-- STORED DATA --
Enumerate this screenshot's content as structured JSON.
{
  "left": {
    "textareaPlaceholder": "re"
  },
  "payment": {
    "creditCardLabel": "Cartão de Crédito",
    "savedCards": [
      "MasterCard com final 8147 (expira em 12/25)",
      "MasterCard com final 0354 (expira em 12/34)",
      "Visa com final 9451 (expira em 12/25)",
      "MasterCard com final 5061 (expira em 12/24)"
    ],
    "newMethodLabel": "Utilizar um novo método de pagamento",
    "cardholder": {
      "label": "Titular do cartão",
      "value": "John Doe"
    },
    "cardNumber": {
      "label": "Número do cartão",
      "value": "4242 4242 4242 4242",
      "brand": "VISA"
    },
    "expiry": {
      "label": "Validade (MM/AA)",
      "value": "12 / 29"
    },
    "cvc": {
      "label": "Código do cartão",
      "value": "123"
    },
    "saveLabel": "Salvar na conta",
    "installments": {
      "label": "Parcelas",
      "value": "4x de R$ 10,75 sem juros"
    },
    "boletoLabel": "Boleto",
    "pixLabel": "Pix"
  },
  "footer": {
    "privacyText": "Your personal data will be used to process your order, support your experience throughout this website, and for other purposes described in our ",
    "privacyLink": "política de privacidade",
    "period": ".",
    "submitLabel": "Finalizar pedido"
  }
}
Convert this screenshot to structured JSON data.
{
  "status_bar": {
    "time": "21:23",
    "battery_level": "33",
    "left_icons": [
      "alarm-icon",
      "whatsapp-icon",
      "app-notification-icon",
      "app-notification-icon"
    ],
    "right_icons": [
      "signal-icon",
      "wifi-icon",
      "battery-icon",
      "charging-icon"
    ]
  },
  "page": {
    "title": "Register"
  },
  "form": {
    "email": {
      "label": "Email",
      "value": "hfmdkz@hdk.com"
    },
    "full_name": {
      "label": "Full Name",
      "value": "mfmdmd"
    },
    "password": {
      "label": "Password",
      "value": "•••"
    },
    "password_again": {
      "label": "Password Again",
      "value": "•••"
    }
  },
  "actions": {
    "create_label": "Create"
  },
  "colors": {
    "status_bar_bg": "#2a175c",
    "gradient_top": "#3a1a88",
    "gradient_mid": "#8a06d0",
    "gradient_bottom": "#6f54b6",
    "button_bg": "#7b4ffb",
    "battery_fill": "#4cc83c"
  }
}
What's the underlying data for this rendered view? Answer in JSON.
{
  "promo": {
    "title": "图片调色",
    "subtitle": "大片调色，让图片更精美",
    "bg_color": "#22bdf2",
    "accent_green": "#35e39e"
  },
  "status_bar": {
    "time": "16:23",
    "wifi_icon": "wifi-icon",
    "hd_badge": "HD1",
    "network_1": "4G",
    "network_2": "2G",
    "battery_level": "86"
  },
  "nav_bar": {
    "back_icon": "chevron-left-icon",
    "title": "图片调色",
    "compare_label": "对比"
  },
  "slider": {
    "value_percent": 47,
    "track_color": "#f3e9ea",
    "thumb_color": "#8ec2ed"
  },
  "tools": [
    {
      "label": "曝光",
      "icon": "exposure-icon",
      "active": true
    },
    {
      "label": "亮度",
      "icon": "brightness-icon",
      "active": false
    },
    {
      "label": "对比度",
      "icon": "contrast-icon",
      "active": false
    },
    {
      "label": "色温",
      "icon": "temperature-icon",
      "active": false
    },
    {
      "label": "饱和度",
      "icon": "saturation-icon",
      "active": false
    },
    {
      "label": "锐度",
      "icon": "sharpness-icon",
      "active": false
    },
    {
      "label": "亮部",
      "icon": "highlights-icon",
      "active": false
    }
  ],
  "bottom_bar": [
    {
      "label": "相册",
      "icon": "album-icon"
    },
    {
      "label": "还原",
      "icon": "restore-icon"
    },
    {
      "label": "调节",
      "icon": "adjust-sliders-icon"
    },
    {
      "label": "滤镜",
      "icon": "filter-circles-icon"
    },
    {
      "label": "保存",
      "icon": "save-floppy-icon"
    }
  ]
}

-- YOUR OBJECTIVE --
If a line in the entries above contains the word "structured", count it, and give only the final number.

-- WRITTEN SOLUTION --
2